Safeguarding experts at Ethica Solutions are calling on HM Government to ring-fence a budget for statutory child safeguarding training and Continuous Professional Development (CPD) for teachers and designated safeguarding leads to help combat threats to children’s welfare, including child sexual exploitation (CSE), radicalisation and gang culture.
There is a rising demand to help and protect children. CSE, radicalisation and gang culture is a major cause for concern. In 2015, the total number of children assessed as being in need of help or protection across the year, rose 13% between 2009-10 to 2014-15, from just under 695,000 to over 780,000. 30% were aged between 10 to 15 years (the largest age group).
With punishing budget cuts and under-funding expected across key organisations charged with safeguarding and protection of vulnerable children including schools, police and local authorities, safeguarding experts at Ethica Solutions believe a perfect storm is brewing. Services that are already stretched because of inadequate funding or failure, will leave children being harmed, or at risk of harm.
In 2010, the Department for Education (DfE) commissioned the Munro review because it considered children’s services were significantly below par. The DfE, which is responsible for child protection, and setting out policy, legislation and statutory guidance on how the system should work in England, then committed to transform the quality of the system by 2020. According to the 2016 National Audit Office report, progress has been poor. Today, the quality of many children’s services does not correlate with spending levels. Access to help or support is not equal across the country, and interventions to improve failed services have been ad hoc. The DfE has yet to demonstrate how it will transform for the better by 2020. Its 2016 Statutory Guidance for Schools Keeping Children Safe in Education asks that “designated safeguarding lead and any deputies should undergo training to provide them with the knowledge and skills required to carry out the role.” The question of what the instruction should consist of and how it should be funded and monitored is unclear.
The National Union of Teachers believe that £3 billion education budget cuts will make budgets untenable by 2018/19. Teacher shortages are worsening  and there is little focus on retaining teachers with the skills and expertise, also essential to solve shortages.
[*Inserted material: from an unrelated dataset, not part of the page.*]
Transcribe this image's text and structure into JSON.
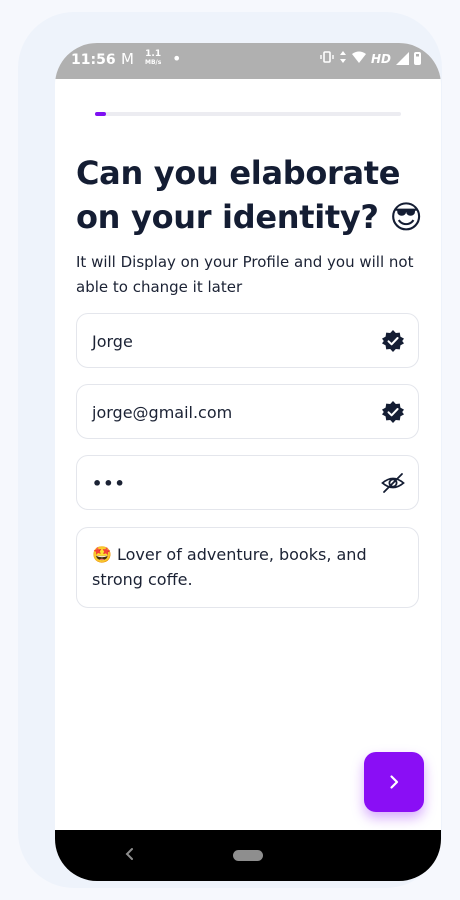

A recent Commons Education Select Committee report evidenced how Government has missed recruitment targets for five consecutive years. It further suggested that recruitment of new teachers to address shortages will not satisfy the need for improvement in service delivery.
Education, experience and skills are critical in the vast and complex area of child safeguarding. Supporting the retention of experienced teachers who can use and extend their safeguarding expertise with CPD training and succession planning requires policy and a budget to be ring-fenced. A recent freedom of information request by the children’s charity NSPCC found that trainee teachers are receiving inadequate safeguarding training. Students on undergraduate courses received only an average of 10.5 hours of safeguarding training over a three-year or four-year course. Postgraduate trainees, receive even fewer hours of safeguarding tuition.
Ofsted’s 2016 report found safeguarding arrangements were not effective in 15% of independent schools, 2% of maintained schools and 3% of providers in Further Education. In cases where incidents of safeguarding were found inadequate, “it was because leaders and managers were ignorant of what was required.” A recent report of the Education and Health Committee also found that insufficient prominence is also being given by Ofsted inspectors to children and young people’s mental health and well-being. 
Commenting, former Senior Police Officer and Training Director of Ethica Solutions Dr. Richard John said:
“An holistic 360 approach that supports and protects is vital in safeguarding but education of both professionals and youngsters, is at its heart. More safeguarding education is needed but there are funding pressures in all our safeguarding organisations. Staff are stretched to capacity with increased workloads and this will result in some of them getting by with inadequate training and tick-box solutions and policies. This will negatively impact on the service provision and those most affected will be our most vulnerable children. We urge the new Government not to de-value the importance of safeguarding and to ring-fence a budget for education, statutory training and CPD with succession planning. The DfE must go further to support our young people and educators by working with experts and practitioners to develop a detailed strategy and policy with an inspection framework that works and is properly funded for the benefit of all.”